§ Problem to solve
Your response must be the entire set of entries, reproduced word for word.

[Excerpts from a dataset]
+ + + +
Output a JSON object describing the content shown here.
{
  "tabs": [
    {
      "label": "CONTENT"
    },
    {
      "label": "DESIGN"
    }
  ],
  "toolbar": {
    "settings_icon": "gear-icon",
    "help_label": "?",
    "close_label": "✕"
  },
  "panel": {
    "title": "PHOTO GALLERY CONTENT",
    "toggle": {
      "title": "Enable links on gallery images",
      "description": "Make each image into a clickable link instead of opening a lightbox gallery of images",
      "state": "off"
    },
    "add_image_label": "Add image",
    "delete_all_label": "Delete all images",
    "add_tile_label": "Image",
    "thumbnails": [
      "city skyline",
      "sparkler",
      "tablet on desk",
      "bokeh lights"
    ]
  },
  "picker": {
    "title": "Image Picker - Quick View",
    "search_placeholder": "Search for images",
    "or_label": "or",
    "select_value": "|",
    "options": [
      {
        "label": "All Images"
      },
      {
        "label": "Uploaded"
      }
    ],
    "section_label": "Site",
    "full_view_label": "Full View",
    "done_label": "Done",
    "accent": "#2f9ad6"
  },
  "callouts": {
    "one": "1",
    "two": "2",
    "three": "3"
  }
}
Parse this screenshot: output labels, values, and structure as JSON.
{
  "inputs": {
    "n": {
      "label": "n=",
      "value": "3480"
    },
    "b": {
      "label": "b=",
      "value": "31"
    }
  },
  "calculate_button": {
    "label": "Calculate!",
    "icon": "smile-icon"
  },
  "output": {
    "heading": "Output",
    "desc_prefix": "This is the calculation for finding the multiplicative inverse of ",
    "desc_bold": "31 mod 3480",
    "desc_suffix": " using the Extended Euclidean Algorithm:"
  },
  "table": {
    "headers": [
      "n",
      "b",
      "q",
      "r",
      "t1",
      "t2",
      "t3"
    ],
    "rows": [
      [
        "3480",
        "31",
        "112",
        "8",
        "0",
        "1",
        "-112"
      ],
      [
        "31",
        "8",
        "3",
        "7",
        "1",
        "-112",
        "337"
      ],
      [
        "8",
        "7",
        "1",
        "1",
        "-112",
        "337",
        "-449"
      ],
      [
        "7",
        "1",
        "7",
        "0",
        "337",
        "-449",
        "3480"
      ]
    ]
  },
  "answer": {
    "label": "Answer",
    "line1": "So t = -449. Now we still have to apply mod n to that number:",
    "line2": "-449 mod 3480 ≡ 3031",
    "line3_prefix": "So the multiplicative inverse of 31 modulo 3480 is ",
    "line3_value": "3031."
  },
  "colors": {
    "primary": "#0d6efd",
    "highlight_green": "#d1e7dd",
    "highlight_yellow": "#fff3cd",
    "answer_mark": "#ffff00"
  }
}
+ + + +
§ Solution
Output a JSON object describing the content shown here.
{
  "tabs": [
    {
      "label": "CONTENT"
    },
    {
      "label": "DESIGN"
    }
  ],
  "toolbar": {
    "settings_icon": "gear-icon",
    "help_label": "?",
    "close_label": "✕"
  },
  "panel": {
    "title": "PHOTO GALLERY CONTENT",
    "toggle": {
      "title": "Enable links on gallery images",
      "description": "Make each image into a clickable link instead of opening a lightbox gallery of images",
      "state": "off"
    },
    "add_image_label": "Add image",
    "delete_all_label": "Delete all images",
    "add_tile_label": "Image",
    "thumbnails": [
      "city skyline",
      "sparkler",
      "tablet on desk",
      "bokeh lights"
    ]
  },
  "picker": {
    "title": "Image Picker - Quick View",
    "search_placeholder": "Search for images",
    "or_label": "or",
    "select_value": "|",
    "options": [
      {
        "label": "All Images"
      },
      {
        "label": "Uploaded"
      }
    ],
    "section_label": "Site",
    "full_view_label": "Full View",
    "done_label": "Done",
    "accent": "#2f9ad6"
  },
  "callouts": {
    "one": "1",
    "two": "2",
    "three": "3"
  }
}
Parse this screenshot: output labels, values, and structure as JSON.
{
  "inputs": {
    "n": {
      "label": "n=",
      "value": "3480"
    },
    "b": {
      "label": "b=",
      "value": "31"
    }
  },
  "calculate_button": {
    "label": "Calculate!",
    "icon": "smile-icon"
  },
  "output": {
    "heading": "Output",
    "desc_prefix": "This is the calculation for finding the multiplicative inverse of ",
    "desc_bold": "31 mod 3480",
    "desc_suffix": " using the Extended Euclidean Algorithm:"
  },
  "table": {
    "headers": [
      "n",
      "b",
      "q",
      "r",
      "t1",
      "t2",
      "t3"
    ],
    "rows": [
      [
        "3480",
        "31",
        "112",
        "8",
        "0",
        "1",
        "-112"
      ],
      [
        "31",
        "8",
        "3",
        "7",
        "1",
        "-112",
        "337"
      ],
      [
        "8",
        "7",
        "1",
        "1",
        "-112",
        "337",
        "-449"
      ],
      [
        "7",
        "1",
        "7",
        "0",
        "337",
        "-449",
        "3480"
      ]
    ]
  },
  "answer": {
    "label": "Answer",
    "line1": "So t = -449. Now we still have to apply mod n to that number:",
    "line2": "-449 mod 3480 ≡ 3031",
    "line3_prefix": "So the multiplicative inverse of 31 modulo 3480 is ",
    "line3_value": "3031."
  },
  "colors": {
    "primary": "#0d6efd",
    "highlight_green": "#d1e7dd",
    "highlight_yellow": "#fff3cd",
    "answer_mark": "#ffff00"
  }
}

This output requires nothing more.